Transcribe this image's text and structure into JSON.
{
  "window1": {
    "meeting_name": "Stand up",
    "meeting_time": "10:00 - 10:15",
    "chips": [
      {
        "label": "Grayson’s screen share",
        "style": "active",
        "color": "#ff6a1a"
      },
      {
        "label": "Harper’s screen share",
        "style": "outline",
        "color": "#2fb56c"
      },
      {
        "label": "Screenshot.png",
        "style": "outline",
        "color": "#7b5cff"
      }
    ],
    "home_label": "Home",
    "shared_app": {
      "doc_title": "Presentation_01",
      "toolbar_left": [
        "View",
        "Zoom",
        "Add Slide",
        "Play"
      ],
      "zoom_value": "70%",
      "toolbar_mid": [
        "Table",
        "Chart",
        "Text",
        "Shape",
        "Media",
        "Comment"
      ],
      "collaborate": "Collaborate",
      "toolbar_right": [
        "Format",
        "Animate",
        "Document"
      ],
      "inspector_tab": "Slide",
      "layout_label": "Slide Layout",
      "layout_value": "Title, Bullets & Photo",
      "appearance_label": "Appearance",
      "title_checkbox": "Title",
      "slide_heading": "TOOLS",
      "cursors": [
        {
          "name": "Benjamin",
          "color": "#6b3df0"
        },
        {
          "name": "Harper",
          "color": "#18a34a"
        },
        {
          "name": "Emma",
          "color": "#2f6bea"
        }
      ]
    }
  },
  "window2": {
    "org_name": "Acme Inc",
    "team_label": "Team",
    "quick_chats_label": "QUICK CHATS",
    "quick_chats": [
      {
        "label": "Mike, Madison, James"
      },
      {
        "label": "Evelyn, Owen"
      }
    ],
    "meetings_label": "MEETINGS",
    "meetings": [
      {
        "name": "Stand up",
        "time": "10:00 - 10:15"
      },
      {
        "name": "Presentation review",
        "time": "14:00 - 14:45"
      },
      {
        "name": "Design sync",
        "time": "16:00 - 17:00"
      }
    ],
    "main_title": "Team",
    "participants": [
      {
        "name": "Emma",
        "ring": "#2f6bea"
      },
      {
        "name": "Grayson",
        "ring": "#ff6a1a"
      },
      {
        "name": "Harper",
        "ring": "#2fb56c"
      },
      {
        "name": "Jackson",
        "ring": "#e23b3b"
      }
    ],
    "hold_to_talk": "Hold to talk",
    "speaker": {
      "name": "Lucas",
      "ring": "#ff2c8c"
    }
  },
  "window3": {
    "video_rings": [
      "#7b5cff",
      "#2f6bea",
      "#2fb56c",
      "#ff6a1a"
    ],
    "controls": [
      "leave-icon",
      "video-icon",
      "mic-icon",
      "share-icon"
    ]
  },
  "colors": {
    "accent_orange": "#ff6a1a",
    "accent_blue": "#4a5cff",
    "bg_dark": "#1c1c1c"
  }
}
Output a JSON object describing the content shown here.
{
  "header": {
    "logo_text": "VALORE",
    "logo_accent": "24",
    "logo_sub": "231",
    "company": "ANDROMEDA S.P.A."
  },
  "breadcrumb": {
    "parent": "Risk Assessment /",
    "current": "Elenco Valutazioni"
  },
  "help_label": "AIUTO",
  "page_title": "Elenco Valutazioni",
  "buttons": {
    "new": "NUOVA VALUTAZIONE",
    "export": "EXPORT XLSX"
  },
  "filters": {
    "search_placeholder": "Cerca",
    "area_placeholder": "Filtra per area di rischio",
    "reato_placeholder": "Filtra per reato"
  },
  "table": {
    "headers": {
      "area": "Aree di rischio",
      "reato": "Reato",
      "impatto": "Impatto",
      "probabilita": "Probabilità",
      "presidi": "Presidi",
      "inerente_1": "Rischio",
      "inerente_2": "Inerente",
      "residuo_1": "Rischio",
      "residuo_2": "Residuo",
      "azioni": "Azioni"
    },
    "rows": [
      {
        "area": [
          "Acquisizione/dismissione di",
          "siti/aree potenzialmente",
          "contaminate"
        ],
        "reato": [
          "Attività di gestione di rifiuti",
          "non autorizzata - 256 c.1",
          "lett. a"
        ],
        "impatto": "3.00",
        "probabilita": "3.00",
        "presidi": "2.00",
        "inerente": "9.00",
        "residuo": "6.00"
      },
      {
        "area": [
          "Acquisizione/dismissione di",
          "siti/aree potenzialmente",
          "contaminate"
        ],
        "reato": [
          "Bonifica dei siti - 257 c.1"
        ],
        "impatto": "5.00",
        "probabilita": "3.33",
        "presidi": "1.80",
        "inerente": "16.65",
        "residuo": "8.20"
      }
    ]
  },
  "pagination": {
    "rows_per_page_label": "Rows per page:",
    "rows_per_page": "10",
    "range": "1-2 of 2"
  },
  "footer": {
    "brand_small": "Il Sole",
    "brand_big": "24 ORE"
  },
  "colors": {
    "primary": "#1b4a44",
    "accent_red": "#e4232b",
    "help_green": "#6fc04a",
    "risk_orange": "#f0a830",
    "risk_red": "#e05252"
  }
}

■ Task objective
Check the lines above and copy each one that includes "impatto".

■ Exercise response
      "impatto": "Impatto",
        "impatto": "3.00",
        "impatto": "5.00",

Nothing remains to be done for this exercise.